int list4    {4,  0,12000,  0,0}     // 1000 feet out and back

int list5    {8,  0,600,  600,600,  600,0,  0,0}       // right 50' square
int list6    {8,  0,600,  -600,600,  -600,0,  0,0}     // left 50' square
int list7    {8,  0,1200,   1200,1200,   1200,0,  0,0} // right 100' square
int list8    {8,  0,1200,  -1200,1200   -1200,0  0,0}  // left 100' square
A particular list is chosen at run time by the user (me) using the robot's on-board user interface (a couple of buttons and a 2x16 line LCD).

8. Looking ahead to Challenge 3 and 4.
If the above two exercises are implemented with odometry and a subsumption control scheme, then adding obstacle avoidance is just a matter of adding another, higher priority behavior.
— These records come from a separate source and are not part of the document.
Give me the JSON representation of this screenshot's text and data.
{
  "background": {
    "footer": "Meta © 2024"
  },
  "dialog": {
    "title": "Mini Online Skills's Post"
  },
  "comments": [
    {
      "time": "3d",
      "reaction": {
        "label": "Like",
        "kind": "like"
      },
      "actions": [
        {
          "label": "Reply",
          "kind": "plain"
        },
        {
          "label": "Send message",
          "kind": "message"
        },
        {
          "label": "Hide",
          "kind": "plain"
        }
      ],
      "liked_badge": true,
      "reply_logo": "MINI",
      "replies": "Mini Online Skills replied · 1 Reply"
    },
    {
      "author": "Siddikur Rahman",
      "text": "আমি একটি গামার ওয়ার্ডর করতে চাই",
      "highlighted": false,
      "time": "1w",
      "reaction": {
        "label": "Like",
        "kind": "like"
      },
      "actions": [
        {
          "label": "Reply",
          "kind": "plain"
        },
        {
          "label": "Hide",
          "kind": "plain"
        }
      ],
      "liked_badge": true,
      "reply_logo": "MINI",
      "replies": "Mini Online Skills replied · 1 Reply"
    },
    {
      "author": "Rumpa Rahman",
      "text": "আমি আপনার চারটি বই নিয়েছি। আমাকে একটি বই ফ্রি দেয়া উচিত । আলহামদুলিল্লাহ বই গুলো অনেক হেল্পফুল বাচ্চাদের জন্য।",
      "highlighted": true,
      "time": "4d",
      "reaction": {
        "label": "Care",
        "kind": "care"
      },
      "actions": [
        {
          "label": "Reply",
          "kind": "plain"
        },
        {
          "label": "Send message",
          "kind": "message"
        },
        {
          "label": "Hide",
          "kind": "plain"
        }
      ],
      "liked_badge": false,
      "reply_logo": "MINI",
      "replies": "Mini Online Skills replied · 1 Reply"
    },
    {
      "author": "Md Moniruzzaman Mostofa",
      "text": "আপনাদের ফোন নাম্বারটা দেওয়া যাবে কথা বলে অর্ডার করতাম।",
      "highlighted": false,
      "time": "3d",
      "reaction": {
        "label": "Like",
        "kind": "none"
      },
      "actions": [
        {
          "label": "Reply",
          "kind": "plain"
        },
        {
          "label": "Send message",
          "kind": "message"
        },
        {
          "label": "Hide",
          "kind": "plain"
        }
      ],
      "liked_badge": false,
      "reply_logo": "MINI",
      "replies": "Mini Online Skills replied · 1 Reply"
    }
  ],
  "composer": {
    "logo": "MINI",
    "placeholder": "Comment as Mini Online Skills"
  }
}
The robot will then have a low level behavior pulling it towards a target, as before, and a higher level behavior pushing it away from any intervening obstacles. So your navigation code implemented thus far does not need to be changed or modified to move on to the next level and the next two challenges, only a new layer needs to be added. The beauty of subsumption.

Another interesting problem to be solved is that of concave obstacles, where the simple robot algorithm of pulling towards the target and pushing away from obstacles conspires to trap the robot inside of a concave space. This is pretty easy to test for in the parking lot with a bunch of people standing in an arc between the robot and its target. And there are arcs like that all over Fair Park, so a smart little robot will need to be able to deal with them.

I'm sure there are additional ways to solve these problems that will be created by other builders. This post is just meant to be a starting place and hopefully spark ideas in others.

Here are some links that might be helpful.

Description of the DPRG outdoor events from Last Year

Discussion of Odometry and IMU

Paper on Subsumption and combining Navigation and Obstacle Avoidance

Happy Roboting,


Rev 1.1
Copyright (c) 2008 David P. Anderson. Verbatim copying and distribution of this entire article are permitted worldwide, without royalty, in any medium, provided this notice is preserved.